In the Hebrew language, Rosh Hashanah means “first of the year”, with most referring to it as the Jewish New Year. Rosh Hashanah customs and traditions may vary across communities and regions, but the meaning remains constant. The holiday is meant for reflection and repentance, looking forward to a new start in the new year. The day is marked by prayer in the synagogue, and spending time celebrating with family. In this way, it is both a serious occasion and one with much festivity. To wish loved ones L’Shana Tovah (a good new year) either across the miles or right here in Wilmington and Newark – start with a floral arrangement from Boyd’s Flowers.
While Rosh Hashanah doesn’t officially designate a representative color, white traditionally signifies purity and a new beginning, which is appropriate for the meaning behind both Rosh Hashanah and Yom Kippur, which takes place 10 days later. White is elegant and classic; you can select lilies, roses, orchids, or hydrangea for a sophisticated floral design. You may also choose to add blue elements – delphinium, iris or hydrangea – as in the Jewish culture, blue represents divinity.
Here are some customs and traditions surrounding the observance of Rosh Hashanah:
- The shofar is a ram’s horn which is played in a similar way to a trumpet. One of the most meaningful rituals of this holiday is hearing the sounding of the shofar while at the synagogue. Although the history of the tradition is not recorded, most feel the shofar’s sound is a call to repentance.
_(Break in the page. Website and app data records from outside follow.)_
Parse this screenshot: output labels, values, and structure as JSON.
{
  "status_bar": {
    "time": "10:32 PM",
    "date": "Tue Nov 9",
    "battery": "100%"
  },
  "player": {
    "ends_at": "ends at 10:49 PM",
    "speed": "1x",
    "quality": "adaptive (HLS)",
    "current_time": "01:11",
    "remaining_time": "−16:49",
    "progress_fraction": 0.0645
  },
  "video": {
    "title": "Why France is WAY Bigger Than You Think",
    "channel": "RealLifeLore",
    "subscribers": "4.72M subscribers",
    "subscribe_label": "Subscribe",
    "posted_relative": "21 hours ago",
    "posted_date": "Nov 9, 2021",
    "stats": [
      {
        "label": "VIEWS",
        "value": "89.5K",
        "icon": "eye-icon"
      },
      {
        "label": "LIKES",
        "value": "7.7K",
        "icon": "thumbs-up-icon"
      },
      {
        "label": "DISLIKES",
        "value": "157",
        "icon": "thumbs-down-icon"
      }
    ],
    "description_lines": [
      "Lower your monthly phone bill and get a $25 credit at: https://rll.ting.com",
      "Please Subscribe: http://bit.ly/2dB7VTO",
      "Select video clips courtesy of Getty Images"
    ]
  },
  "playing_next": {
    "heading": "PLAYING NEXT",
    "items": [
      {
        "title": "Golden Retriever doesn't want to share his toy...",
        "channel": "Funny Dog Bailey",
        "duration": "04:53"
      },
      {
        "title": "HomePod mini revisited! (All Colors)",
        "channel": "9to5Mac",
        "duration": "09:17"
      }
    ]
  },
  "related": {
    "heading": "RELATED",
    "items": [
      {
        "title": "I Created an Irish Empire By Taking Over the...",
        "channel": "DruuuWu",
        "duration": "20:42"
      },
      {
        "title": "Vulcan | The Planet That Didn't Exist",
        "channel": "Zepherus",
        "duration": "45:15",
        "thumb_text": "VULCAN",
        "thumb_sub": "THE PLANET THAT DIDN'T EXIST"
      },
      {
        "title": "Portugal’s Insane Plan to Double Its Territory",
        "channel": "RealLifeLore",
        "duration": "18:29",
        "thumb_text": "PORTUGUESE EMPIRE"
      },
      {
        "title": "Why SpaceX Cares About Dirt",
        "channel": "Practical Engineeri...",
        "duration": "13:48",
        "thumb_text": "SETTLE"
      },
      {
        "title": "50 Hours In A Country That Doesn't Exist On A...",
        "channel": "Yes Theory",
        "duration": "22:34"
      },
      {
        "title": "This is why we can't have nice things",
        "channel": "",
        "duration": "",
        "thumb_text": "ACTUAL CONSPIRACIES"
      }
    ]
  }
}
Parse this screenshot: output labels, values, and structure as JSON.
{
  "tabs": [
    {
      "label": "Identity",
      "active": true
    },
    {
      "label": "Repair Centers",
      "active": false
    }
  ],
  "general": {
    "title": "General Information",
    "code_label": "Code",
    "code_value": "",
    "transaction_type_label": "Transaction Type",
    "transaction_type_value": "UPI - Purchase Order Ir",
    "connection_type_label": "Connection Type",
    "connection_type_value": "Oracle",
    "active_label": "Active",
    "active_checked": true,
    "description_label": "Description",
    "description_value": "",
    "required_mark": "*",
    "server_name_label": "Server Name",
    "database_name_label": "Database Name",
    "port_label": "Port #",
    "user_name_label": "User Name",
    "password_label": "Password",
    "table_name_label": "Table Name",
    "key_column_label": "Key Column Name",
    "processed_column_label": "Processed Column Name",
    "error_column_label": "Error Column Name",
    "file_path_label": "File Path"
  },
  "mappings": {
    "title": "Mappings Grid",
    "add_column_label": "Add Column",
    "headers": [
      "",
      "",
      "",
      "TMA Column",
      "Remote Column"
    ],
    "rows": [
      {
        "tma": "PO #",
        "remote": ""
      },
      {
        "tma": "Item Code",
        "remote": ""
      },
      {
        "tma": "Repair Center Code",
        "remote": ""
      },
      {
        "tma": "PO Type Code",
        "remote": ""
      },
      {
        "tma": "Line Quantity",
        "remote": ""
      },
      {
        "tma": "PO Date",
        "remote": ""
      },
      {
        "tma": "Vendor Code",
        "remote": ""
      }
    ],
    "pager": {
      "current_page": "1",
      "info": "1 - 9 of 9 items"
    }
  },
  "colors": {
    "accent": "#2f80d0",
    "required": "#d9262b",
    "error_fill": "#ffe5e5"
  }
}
- Work is not allowed on Rosh Hashanah, and most of the day is spent in prayer. There is a special set of prayers contained in the machzor (prayer book) that are specific to this holiday and Yom Kippur.
- When the family gathers for the meal, it often includes fresh challah bread and apples, both eaten after being dipped in honey. The honey represents the hope for a coming “sweet year”. Apples represent the circle of life;
- A special blessing is said over two loaves of braided challah bread, symbolizing the two portions of manna given on Fridays to the children of Israel during their time in the desert after the exodus from Egypt.If you cannot be with loved ones on Rosh Hashanah, you may want to send a meaningful bouquet to let them know how much they mean to you, and that you wish you were there with them. Call Boyd’s Flowers to discuss which flowers you would like to include, and we’ll take it from there! L’Shana Tovah to all of our Jewish friends.